WHAT YOU ARE ASKED TO DO |
Restate the listing below word for word; no picture is to be carried over.

DATASET EXTRACT below:

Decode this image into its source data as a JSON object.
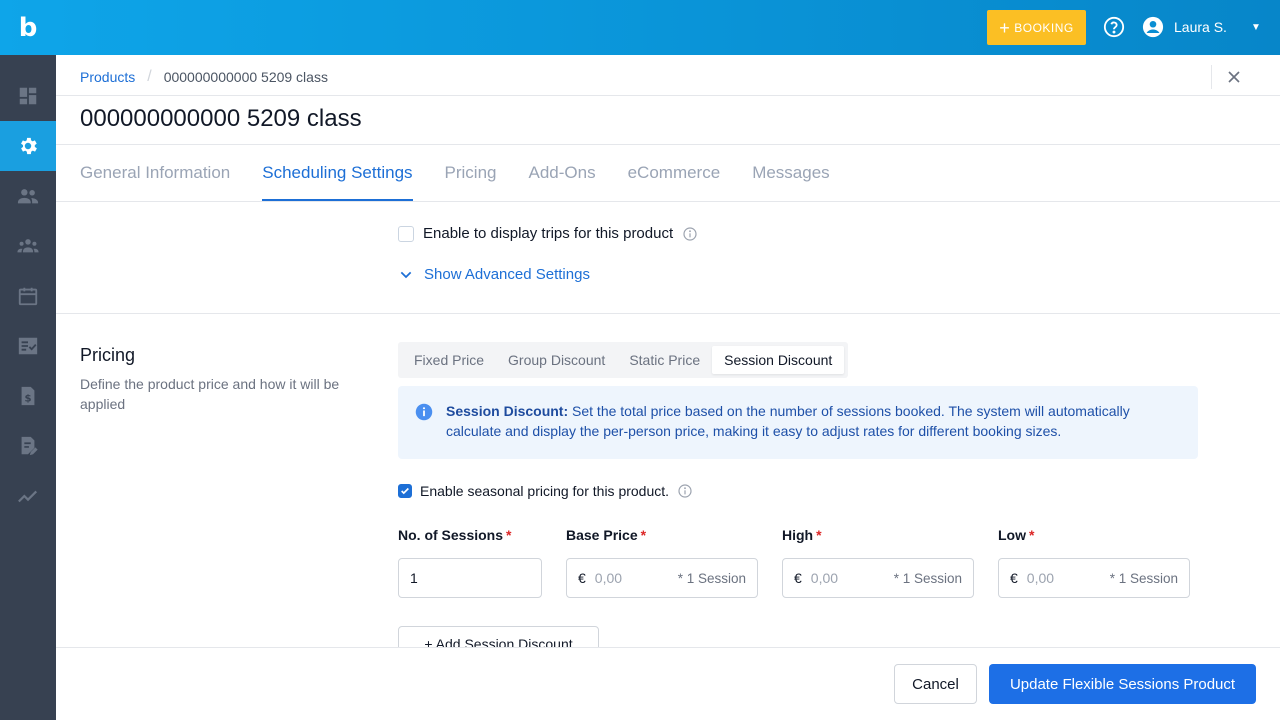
{
  "app": {
    "logo_text": "b"
  },
  "topbar": {
    "booking_label": "BOOKING",
    "user_name": "Laura S."
  },
  "sidebar": {
    "items": [
      {
        "name": "dashboard",
        "icon": "dashboard-icon"
      },
      {
        "name": "settings",
        "icon": "gear-icon",
        "active": true
      },
      {
        "name": "customers",
        "icon": "people-icon"
      },
      {
        "name": "groups",
        "icon": "group-icon"
      },
      {
        "name": "calendar",
        "icon": "calendar-icon"
      },
      {
        "name": "checklist",
        "icon": "checklist-icon"
      },
      {
        "name": "invoices",
        "icon": "invoice-icon"
      },
      {
        "name": "documents",
        "icon": "document-edit-icon"
      },
      {
        "name": "reports",
        "icon": "trend-icon"
      }
    ]
  },
  "breadcrumb": {
    "root": "Products",
    "current": "000000000000 5209 class"
  },
  "page": {
    "title": "000000000000 5209 class"
  },
  "tabs": [
    {
      "label": "General Information"
    },
    {
      "label": "Scheduling Settings",
      "active": true
    },
    {
      "label": "Pricing"
    },
    {
      "label": "Add-Ons"
    },
    {
      "label": "eCommerce"
    },
    {
      "label": "Messages"
    }
  ],
  "scheduling": {
    "trips_label": "Enable to display trips for this product",
    "advanced_label": "Show Advanced Settings"
  },
  "pricing": {
    "title": "Pricing",
    "description": "Define the product price and how it will be applied",
    "segments": [
      {
        "label": "Fixed Price"
      },
      {
        "label": "Group Discount"
      },
      {
        "label": "Static Price"
      },
      {
        "label": "Session Discount",
        "active": true
      }
    ],
    "alert": {
      "title": "Session Discount:",
      "text": "Set the total price based on the number of sessions booked. The system will automatically calculate and display the per-person price, making it easy to adjust rates for different booking sizes."
    },
    "seasonal_label": "Enable seasonal pricing for this product.",
    "fields": {
      "sessions": {
        "label": "No. of Sessions",
        "required": "*",
        "value": "1"
      },
      "base": {
        "label": "Base Price",
        "required": "*",
        "currency": "€",
        "placeholder": "0,00",
        "suffix": "* 1 Session"
      },
      "high": {
        "label": "High",
        "required": "*",
        "currency": "€",
        "placeholder": "0,00",
        "suffix": "* 1 Session"
      },
      "low": {
        "label": "Low",
        "required": "*",
        "currency": "€",
        "placeholder": "0,00",
        "suffix": "* 1 Session"
      }
    },
    "add_label": "+ Add Session Discount"
  },
  "footer": {
    "cancel_label": "Cancel",
    "submit_label": "Update Flexible Sessions Product"
  },
  "colors": {
    "primary": "#1d6fe6",
    "accent": "#fbbf24",
    "sidebar": "#374151",
    "topbar": "#0ea5e9"
  }
}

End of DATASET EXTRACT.

REPLY |
Decode this image into its source data as a JSON object.
{
  "app": {
    "logo_text": "b"
  },
  "topbar": {
    "booking_label": "BOOKING",
    "user_name": "Laura S."
  },
  "sidebar": {
    "items": [
      {
        "name": "dashboard",
        "icon": "dashboard-icon"
      },
      {
        "name": "settings",
        "icon": "gear-icon",
        "active": true
      },
      {
        "name": "customers",
        "icon": "people-icon"
      },
      {
        "name": "groups",
        "icon": "group-icon"
      },
      {
        "name": "calendar",
        "icon": "calendar-icon"
      },
      {
        "name": "checklist",
        "icon": "checklist-icon"
      },
      {
        "name": "invoices",
        "icon": "invoice-icon"
      },
      {
        "name": "documents",
        "icon": "document-edit-icon"
      },
      {
        "name": "reports",
        "icon": "trend-icon"
      }
    ]
  },
  "breadcrumb": {
    "root": "Products",
    "current": "000000000000 5209 class"
  },
  "page": {
    "title": "000000000000 5209 class"
  },
  "tabs": [
    {
      "label": "General Information"
    },
    {
      "label": "Scheduling Settings",
      "active": true
    },
    {
      "label": "Pricing"
    },
    {
      "label": "Add-Ons"
    },
    {
      "label": "eCommerce"
    },
    {
      "label": "Messages"
    }
  ],
  "scheduling": {
    "trips_label": "Enable to display trips for this product",
    "advanced_label": "Show Advanced Settings"
  },
  "pricing": {
    "title": "Pricing",
    "description": "Define the product price and how it will be applied",
    "segments": [
      {
        "label": "Fixed Price"
      },
      {
        "label": "Group Discount"
      },
      {
        "label": "Static Price"
      },
      {
        "label": "Session Discount",
        "active": true
      }
    ],
    "alert": {
      "title": "Session Discount:",
      "text": "Set the total price based on the number of sessions booked. The system will automatically calculate and display the per-person price, making it easy to adjust rates for different booking sizes."
    },
    "seasonal_label": "Enable seasonal pricing for this product.",
    "fields": {
      "sessions": {
        "label": "No. of Sessions",
        "required": "*",
        "value": "1"
      },
      "base": {
        "label": "Base Price",
        "required": "*",
        "currency": "€",
        "placeholder": "0,00",
        "suffix": "* 1 Session"
      },
      "high": {
        "label": "High",
        "required": "*",
        "currency": "€",
        "placeholder": "0,00",
        "suffix": "* 1 Session"
      },
      "low": {
        "label": "Low",
        "required": "*",
        "currency": "€",
        "placeholder": "0,00",
        "suffix": "* 1 Session"
      }
    },
    "add_label": "+ Add Session Discount"
  },
  "footer": {
    "cancel_label": "Cancel",
    "submit_label": "Update Flexible Sessions Product"
  },
  "colors": {
    "primary": "#1d6fe6",
    "accent": "#fbbf24",
    "sidebar": "#374151",
    "topbar": "#0ea5e9"
  }
}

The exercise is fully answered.